Proper tracking of a person's point of gaze, however, requires the extraction of a second feature of the eye. Once again, it is the infra-red beam from the illuminator that comes into play here: although the cornea is the overall translucent, a small portion of the light beam is nevertheless reflected from it. This corneal reflection (CR) appears as a very small, very bright dot somewhere on the eye image. Ideally, the brightness of the illuminator is adjusted in a way that the pupil can clearly be distinguished from the darker background and the CR from the pupil.
The illuminated pupil is considered the "center" of the eye and shifts whenever the eye moves. The corneal reflection, however, remains in the same location and is therefore used as an anchor point for the head position with respect to the camera. For each eye picture the camera captures during eye tracking, both the pupil and the CR are identified and the angle of the eye with respect to the visual stimuli is computed from these two elements.
What will an eye tracking study involve?
To ensure that eye position and gaze direction are the same, it is crucial that the participant's head position does not vary during stimulus presentation. To this end, participants are asked to put their head into a chinrest. After finding a comfortable seated position with the head in the chinrest, the small mirror attached to the chinrest is positioned so the eye camera captures a complete and sharp close up image of the participants left eye and the illuminator is adjusted in a way that allows an optimal discrimination between the pupil, the CR and the rest of the eye.
Before starting the actual experiment, the eye tracking system also needs to be calibrated. The calibration procedure accounts for individual differences in eye anatomy and consists of collecting point of gaze data for a set of predefined target points in a stationary visual display. Participants are simply asked to look at various target points while the respective eye data get stored in the system.
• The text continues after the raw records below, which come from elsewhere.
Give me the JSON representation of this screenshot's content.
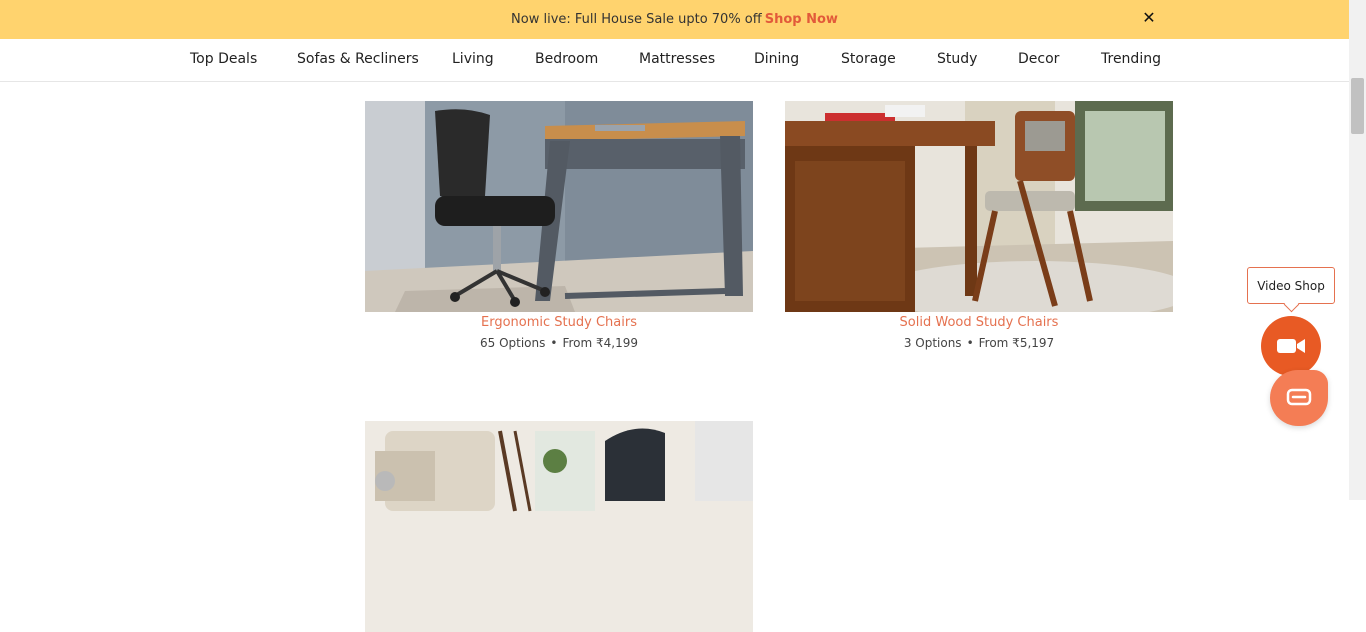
{
  "promo": {
    "text": "Now live: Full House Sale upto 70% off",
    "link": "Shop Now",
    "close": "✕"
  },
  "nav": {
    "items": [
      "Top Deals",
      "Sofas & Recliners",
      "Living",
      "Bedroom",
      "Mattresses",
      "Dining",
      "Storage",
      "Study",
      "Decor",
      "Trending"
    ]
  },
  "products": [
    {
      "title": "Ergonomic Study Chairs",
      "options": "65 Options",
      "price": "From ₹4,199"
    },
    {
      "title": "Solid Wood Study Chairs",
      "options": "3 Options",
      "price": "From ₹5,197"
    }
  ],
  "widgets": {
    "video_shop": "Video Shop",
    "video_icon": "video-camera-icon",
    "chat_icon": "chat-icon"
  },
  "colors": {
    "promo_bg": "#ffd36e",
    "accent": "#e5714f",
    "video_button": "#e85a24"
  }
}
An accurate calibration of the system for each individual participant is crucial for obtaining valid eye movement data.
Our members have experience with a wide range of neuroscientific techniques, including neuropsychological testing, psychophysics and fMRI. We have particular strengths in the use of EEG, TMS and Transcranial Electric Stimulation (a weak current applied to the scalp), in addition to measures of human behaviour (e.g. response times, response errors, and eye movements) and physiological measures (e.g. galvanic skin response and heart rate). We test neurologically normal individuals, special populations (e.g. people with synesthesia) and people with expertise or acquired skills (e.g. dancers, musicians, athletes), as well as people with brain damage (e.g. neglect or split-brain patients), psychiatric diagnoses (e.g. schizophrenia), sensory deficits (e.g. visual and hearing impairments) or other disorders (e.g. dyslexia or autism).
Participate in a cognitive neuroscience study!
Behavioural, EEG and TMS studies at CNRU
We regularly run behavioural, EEG and TMS studies. If you are interested in taking part in our studies or have any queries regarding our research, please email the CNRU lab (see address below).
Please state in the subject title of your email whether you would like to participate in a behavioural, EEG or TMS experiment, or state ANY if you are interested in taking part in any of the experiments regardless of research method.
To participate, email: firstname.lastname@example.org
News, events and recent research
Cognitive Neuroscience Research Unit
t: +44 (0)20 7040 4553 (Bettina Forster); +44 (0)20 7040 8530 (Kielan Yarrow)
Northampton Square London EC1V 0HB